Peachtree Publishers, 2014
No one in the town of Bonnyripple ever kept a grudge.
No one, that is, except old Cornelius, the Grudge Keeper.
The plot in a nutshell: A town deals with their grudges.
Cornelius is in charge of holding on to all the town’s complaints, which are written on paper scrolls that he stores throughout his cottage. As each person gets angry with someone else, they write out their issues and take it to him for filing and eventually, they fill his entire house. One day, a strong wind blows through the town, making messes and causing all sorts of problems. The next day, everyone is full of new angers and they march up to the Grudge Keeper’s cottage to report them, but they find the cottage in shambles, with all the grudges thrown together in piles. At first they dive into the pile, looking to claim their old grudges back, but then a boy notices Cornelius at the bottom of the pile, dazed from the storm. As the townspeople look through their old grudges, they realize how pointless they all are and they toss them away. Cornelius looks around and sees that the grudges are all gone. The town celebrates a wedding and even when a few things go wrong here and there, everyone just lets it go. Cornelius refills his home with friendliness, smiles and hugs, since he no longer has to save room for grudges.
Author Mara Rockliff said in an interview that she got the idea for this story after hearing the phrase ‘keeping a grudge’ and imagining a grudge keeper to be something like a zookeeper or a beekeeper. It’s a wonderful parable about forgiveness that has the feel of a classic folktale, but with layers of modern sensibility that make it seem almost more relevant in today’s age of people getting all bent out of shape over the smallest thing. Ms. Rockliff exhausts every possible synonym for ‘grudge’ in this book, which will likely serve to teach your little one (or you, even) some new words to add to your vocabulary. (I like to imagine a room full of kindergarteners telling their teacher that they are in high dudgeon with each other.)
Contributing heavily to the story’s classic feel is the gorgeous artwork from illustrator Eliza Wheeler, done in dip pens, India ink and watercolor. The characters look like they stepped out of a Charles Dickens adaptation and the whole village has a yellowish tint that gives it the impression of age. My favorite element of the story is in the illustrations, when you see the physical difference it makes in the villagers to let go of their resentment. Their faces go from sour scowls to carefree smiles that are so much more pleasant to see.
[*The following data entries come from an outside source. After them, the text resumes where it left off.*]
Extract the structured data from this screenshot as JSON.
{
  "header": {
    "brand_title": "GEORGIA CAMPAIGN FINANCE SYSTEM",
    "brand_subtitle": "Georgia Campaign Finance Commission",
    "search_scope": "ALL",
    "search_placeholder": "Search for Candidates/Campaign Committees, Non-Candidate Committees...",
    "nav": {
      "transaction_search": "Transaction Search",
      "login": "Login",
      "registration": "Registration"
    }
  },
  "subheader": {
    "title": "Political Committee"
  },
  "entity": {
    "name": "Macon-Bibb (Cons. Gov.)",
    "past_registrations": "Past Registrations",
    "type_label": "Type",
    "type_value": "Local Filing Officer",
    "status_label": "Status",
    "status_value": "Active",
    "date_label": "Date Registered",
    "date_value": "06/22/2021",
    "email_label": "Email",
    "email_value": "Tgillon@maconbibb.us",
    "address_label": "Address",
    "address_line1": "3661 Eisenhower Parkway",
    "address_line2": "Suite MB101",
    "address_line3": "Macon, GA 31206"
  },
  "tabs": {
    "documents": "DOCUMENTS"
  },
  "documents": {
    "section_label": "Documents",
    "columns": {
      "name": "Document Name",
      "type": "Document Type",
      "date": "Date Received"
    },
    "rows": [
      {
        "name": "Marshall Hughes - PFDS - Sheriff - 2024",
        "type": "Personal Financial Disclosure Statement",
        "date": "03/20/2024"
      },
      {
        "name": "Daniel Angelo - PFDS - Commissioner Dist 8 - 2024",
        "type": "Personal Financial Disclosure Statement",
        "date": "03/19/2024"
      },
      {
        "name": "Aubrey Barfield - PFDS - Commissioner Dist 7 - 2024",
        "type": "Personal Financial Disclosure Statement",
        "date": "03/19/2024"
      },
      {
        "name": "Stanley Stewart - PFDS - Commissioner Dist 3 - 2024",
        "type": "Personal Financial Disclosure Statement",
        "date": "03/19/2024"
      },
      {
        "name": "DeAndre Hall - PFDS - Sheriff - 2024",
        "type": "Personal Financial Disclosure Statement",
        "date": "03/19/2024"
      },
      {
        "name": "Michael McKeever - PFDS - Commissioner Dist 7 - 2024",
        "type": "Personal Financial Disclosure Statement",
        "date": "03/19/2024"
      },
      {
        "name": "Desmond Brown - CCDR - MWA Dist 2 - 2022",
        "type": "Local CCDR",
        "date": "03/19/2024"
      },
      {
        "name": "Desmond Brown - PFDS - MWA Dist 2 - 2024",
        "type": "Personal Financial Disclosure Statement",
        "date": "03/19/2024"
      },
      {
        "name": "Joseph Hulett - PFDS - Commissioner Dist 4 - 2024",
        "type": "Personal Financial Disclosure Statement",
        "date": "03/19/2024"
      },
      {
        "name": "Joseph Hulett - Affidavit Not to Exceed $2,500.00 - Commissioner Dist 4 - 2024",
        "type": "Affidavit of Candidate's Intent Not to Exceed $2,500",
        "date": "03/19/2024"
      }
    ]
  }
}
It’s a good lesson and the book conveys it entertainingly and well.
And what did we learn? What I take away from this book is that grudges serve no real purpose and only take up room where more positive things could go.